"""
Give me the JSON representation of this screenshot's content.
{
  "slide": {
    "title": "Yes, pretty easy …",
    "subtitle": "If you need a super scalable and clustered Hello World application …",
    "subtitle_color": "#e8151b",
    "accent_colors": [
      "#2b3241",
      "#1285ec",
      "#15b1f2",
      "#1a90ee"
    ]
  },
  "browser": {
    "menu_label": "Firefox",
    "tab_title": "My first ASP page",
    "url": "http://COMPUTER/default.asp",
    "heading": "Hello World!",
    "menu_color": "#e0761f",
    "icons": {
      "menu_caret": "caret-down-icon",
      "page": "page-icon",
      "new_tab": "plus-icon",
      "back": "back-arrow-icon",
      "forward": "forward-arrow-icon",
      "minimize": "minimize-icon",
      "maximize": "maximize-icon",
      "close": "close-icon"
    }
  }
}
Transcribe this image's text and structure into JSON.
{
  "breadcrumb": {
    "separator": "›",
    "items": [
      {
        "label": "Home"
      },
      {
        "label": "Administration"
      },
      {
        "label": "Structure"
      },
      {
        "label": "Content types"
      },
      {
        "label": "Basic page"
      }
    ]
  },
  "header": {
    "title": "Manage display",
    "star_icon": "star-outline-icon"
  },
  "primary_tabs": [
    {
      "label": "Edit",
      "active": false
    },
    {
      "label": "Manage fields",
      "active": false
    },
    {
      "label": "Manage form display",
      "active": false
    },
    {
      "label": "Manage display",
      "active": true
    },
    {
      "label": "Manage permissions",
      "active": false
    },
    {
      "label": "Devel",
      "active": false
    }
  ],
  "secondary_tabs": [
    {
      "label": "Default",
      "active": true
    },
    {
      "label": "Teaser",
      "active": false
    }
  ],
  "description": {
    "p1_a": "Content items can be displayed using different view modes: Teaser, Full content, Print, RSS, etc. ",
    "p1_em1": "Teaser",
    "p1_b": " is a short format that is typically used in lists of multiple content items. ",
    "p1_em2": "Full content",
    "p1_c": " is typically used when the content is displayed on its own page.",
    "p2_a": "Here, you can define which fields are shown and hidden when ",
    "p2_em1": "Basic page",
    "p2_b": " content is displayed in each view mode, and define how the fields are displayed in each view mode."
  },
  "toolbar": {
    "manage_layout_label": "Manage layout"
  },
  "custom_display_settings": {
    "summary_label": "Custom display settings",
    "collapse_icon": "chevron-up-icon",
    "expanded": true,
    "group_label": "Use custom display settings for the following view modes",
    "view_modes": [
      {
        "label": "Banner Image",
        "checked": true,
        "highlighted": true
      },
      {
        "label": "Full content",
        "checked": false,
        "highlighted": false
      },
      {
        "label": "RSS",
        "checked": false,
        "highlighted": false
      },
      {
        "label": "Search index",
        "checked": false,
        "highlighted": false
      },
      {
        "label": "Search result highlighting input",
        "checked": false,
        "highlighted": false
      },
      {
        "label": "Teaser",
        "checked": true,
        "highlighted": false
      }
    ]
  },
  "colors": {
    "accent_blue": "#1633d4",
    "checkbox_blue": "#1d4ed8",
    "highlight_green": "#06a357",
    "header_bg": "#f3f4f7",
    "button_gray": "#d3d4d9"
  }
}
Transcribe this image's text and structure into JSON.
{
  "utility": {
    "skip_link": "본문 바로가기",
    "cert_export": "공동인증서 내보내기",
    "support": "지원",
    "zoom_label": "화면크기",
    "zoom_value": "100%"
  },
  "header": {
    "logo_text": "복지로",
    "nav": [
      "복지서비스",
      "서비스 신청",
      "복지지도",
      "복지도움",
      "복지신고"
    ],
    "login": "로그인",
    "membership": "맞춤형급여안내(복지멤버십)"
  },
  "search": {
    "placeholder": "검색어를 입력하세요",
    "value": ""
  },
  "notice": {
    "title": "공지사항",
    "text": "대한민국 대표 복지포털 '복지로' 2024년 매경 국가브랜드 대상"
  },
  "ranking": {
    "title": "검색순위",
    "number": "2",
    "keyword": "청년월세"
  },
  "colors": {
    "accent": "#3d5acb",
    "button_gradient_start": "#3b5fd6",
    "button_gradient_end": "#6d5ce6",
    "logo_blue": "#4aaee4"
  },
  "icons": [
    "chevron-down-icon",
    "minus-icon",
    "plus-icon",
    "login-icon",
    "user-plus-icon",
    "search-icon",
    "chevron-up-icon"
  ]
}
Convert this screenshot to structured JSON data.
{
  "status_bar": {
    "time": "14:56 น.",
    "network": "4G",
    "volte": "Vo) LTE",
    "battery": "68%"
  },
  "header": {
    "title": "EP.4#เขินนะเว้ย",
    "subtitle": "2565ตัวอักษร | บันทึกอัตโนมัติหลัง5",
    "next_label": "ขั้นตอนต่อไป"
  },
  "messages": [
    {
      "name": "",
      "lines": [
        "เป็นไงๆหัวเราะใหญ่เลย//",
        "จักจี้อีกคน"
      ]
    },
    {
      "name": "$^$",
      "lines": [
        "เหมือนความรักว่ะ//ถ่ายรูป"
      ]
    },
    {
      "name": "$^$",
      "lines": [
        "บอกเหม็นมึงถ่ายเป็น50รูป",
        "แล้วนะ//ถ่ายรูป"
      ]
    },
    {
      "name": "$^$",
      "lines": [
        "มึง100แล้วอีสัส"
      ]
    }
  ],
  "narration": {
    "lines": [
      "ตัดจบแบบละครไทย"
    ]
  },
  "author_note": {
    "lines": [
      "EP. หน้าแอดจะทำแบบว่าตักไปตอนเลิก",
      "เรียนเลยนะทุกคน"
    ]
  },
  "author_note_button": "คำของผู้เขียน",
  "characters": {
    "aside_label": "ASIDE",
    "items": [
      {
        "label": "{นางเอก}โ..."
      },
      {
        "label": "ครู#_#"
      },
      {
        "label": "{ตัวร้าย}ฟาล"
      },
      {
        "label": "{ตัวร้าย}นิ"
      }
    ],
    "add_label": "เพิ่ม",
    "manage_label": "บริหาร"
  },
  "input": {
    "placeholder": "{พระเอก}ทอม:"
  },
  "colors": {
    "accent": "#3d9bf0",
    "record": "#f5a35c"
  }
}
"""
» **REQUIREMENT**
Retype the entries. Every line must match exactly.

» **EXERCISE SOLUTION**
Give me the JSON representation of this screenshot's content.
{
  "slide": {
    "title": "Yes, pretty easy …",
    "subtitle": "If you need a super scalable and clustered Hello World application …",
    "subtitle_color": "#e8151b",
    "accent_colors": [
      "#2b3241",
      "#1285ec",
      "#15b1f2",
      "#1a90ee"
    ]
  },
  "browser": {
    "menu_label": "Firefox",
    "tab_title": "My first ASP page",
    "url": "http://COMPUTER/default.asp",
    "heading": "Hello World!",
    "menu_color": "#e0761f",
    "icons": {
      "menu_caret": "caret-down-icon",
      "page": "page-icon",
      "new_tab": "plus-icon",
      "back": "back-arrow-icon",
      "forward": "forward-arrow-icon",
      "minimize": "minimize-icon",
      "maximize": "maximize-icon",
      "close": "close-icon"
    }
  }
}
Transcribe this image's text and structure into JSON.
{
  "breadcrumb": {
    "separator": "›",
    "items": [
      {
        "label": "Home"
      },
      {
        "label": "Administration"
      },
      {
        "label": "Structure"
      },
      {
        "label": "Content types"
      },
      {
        "label": "Basic page"
      }
    ]
  },
  "header": {
    "title": "Manage display",
    "star_icon": "star-outline-icon"
  },
  "primary_tabs": [
    {
      "label": "Edit",
      "active": false
    },
    {
      "label": "Manage fields",
      "active": false
    },
    {
      "label": "Manage form display",
      "active": false
    },
    {
      "label": "Manage display",
      "active": true
    },
    {
      "label": "Manage permissions",
      "active": false
    },
    {
      "label": "Devel",
      "active": false
    }
  ],
  "secondary_tabs": [
    {
      "label": "Default",
      "active": true
    },
    {
      "label": "Teaser",
      "active": false
    }
  ],
  "description": {
    "p1_a": "Content items can be displayed using different view modes: Teaser, Full content, Print, RSS, etc. ",
    "p1_em1": "Teaser",
    "p1_b": " is a short format that is typically used in lists of multiple content items. ",
    "p1_em2": "Full content",
    "p1_c": " is typically used when the content is displayed on its own page.",
    "p2_a": "Here, you can define which fields are shown and hidden when ",
    "p2_em1": "Basic page",
    "p2_b": " content is displayed in each view mode, and define how the fields are displayed in each view mode."
  },
  "toolbar": {
    "manage_layout_label": "Manage layout"
  },
  "custom_display_settings": {
    "summary_label": "Custom display settings",
    "collapse_icon": "chevron-up-icon",
    "expanded": true,
    "group_label": "Use custom display settings for the following view modes",
    "view_modes": [
      {
        "label": "Banner Image",
        "checked": true,
        "highlighted": true
      },
      {
        "label": "Full content",
        "checked": false,
        "highlighted": false
      },
      {
        "label": "RSS",
        "checked": false,
        "highlighted": false
      },
      {
        "label": "Search index",
        "checked": false,
        "highlighted": false
      },
      {
        "label": "Search result highlighting input",
        "checked": false,
        "highlighted": false
      },
      {
        "label": "Teaser",
        "checked": true,
        "highlighted": false
      }
    ]
  },
  "colors": {
    "accent_blue": "#1633d4",
    "checkbox_blue": "#1d4ed8",
    "highlight_green": "#06a357",
    "header_bg": "#f3f4f7",
    "button_gray": "#d3d4d9"
  }
}
Transcribe this image's text and structure into JSON.
{
  "utility": {
    "skip_link": "본문 바로가기",
    "cert_export": "공동인증서 내보내기",
    "support": "지원",
    "zoom_label": "화면크기",
    "zoom_value": "100%"
  },
  "header": {
    "logo_text": "복지로",
    "nav": [
      "복지서비스",
      "서비스 신청",
      "복지지도",
      "복지도움",
      "복지신고"
    ],
    "login": "로그인",
    "membership": "맞춤형급여안내(복지멤버십)"
  },
  "search": {
    "placeholder": "검색어를 입력하세요",
    "value": ""
  },
  "notice": {
    "title": "공지사항",
    "text": "대한민국 대표 복지포털 '복지로' 2024년 매경 국가브랜드 대상"
  },
  "ranking": {
    "title": "검색순위",
    "number": "2",
    "keyword": "청년월세"
  },
  "colors": {
    "accent": "#3d5acb",
    "button_gradient_start": "#3b5fd6",
    "button_gradient_end": "#6d5ce6",
    "logo_blue": "#4aaee4"
  },
  "icons": [
    "chevron-down-icon",
    "minus-icon",
    "plus-icon",
    "login-icon",
    "user-plus-icon",
    "search-icon",
    "chevron-up-icon"
  ]
}
Convert this screenshot to structured JSON data.
{
  "status_bar": {
    "time": "14:56 น.",
    "network": "4G",
    "volte": "Vo) LTE",
    "battery": "68%"
  },
  "header": {
    "title": "EP.4#เขินนะเว้ย",
    "subtitle": "2565ตัวอักษร | บันทึกอัตโนมัติหลัง5",
    "next_label": "ขั้นตอนต่อไป"
  },
  "messages": [
    {
      "name": "",
      "lines": [
        "เป็นไงๆหัวเราะใหญ่เลย//",
        "จักจี้อีกคน"
      ]
    },
    {
      "name": "$^$",
      "lines": [
        "เหมือนความรักว่ะ//ถ่ายรูป"
      ]
    },
    {
      "name": "$^$",
      "lines": [
        "บอกเหม็นมึงถ่ายเป็น50รูป",
        "แล้วนะ//ถ่ายรูป"
      ]
    },
    {
      "name": "$^$",
      "lines": [
        "มึง100แล้วอีสัส"
      ]
    }
  ],
  "narration": {
    "lines": [
      "ตัดจบแบบละครไทย"
    ]
  },
  "author_note": {
    "lines": [
      "EP. หน้าแอดจะทำแบบว่าตักไปตอนเลิก",
      "เรียนเลยนะทุกคน"
    ]
  },
  "author_note_button": "คำของผู้เขียน",
  "characters": {
    "aside_label": "ASIDE",
    "items": [
      {
        "label": "{นางเอก}โ..."
      },
      {
        "label": "ครู#_#"
      },
      {
        "label": "{ตัวร้าย}ฟาล"
      },
      {
        "label": "{ตัวร้าย}นิ"
      }
    ],
    "add_label": "เพิ่ม",
    "manage_label": "บริหาร"
  },
  "input": {
    "placeholder": "{พระเอก}ทอม:"
  },
  "colors": {
    "accent": "#3d9bf0",
    "record": "#f5a35c"
  }
}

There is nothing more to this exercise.